Collect each line of the entries that holds the string "memory".

(PROVIDED DATA):
== == ==

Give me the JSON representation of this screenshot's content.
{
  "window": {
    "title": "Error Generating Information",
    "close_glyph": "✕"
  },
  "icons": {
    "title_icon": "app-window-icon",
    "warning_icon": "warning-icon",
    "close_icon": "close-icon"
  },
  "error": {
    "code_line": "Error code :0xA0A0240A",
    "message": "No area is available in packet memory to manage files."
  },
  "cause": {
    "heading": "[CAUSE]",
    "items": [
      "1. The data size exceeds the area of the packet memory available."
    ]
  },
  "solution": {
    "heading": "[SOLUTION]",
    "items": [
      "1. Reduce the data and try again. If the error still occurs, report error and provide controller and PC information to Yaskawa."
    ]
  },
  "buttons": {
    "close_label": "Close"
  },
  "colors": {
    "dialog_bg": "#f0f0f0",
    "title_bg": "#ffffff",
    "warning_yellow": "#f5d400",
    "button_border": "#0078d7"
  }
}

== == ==

(SOLUTION TO THIS TASK):
    "message": "No area is available in packet memory to manage files."
      "1. The data size exceeds the area of the packet memory available."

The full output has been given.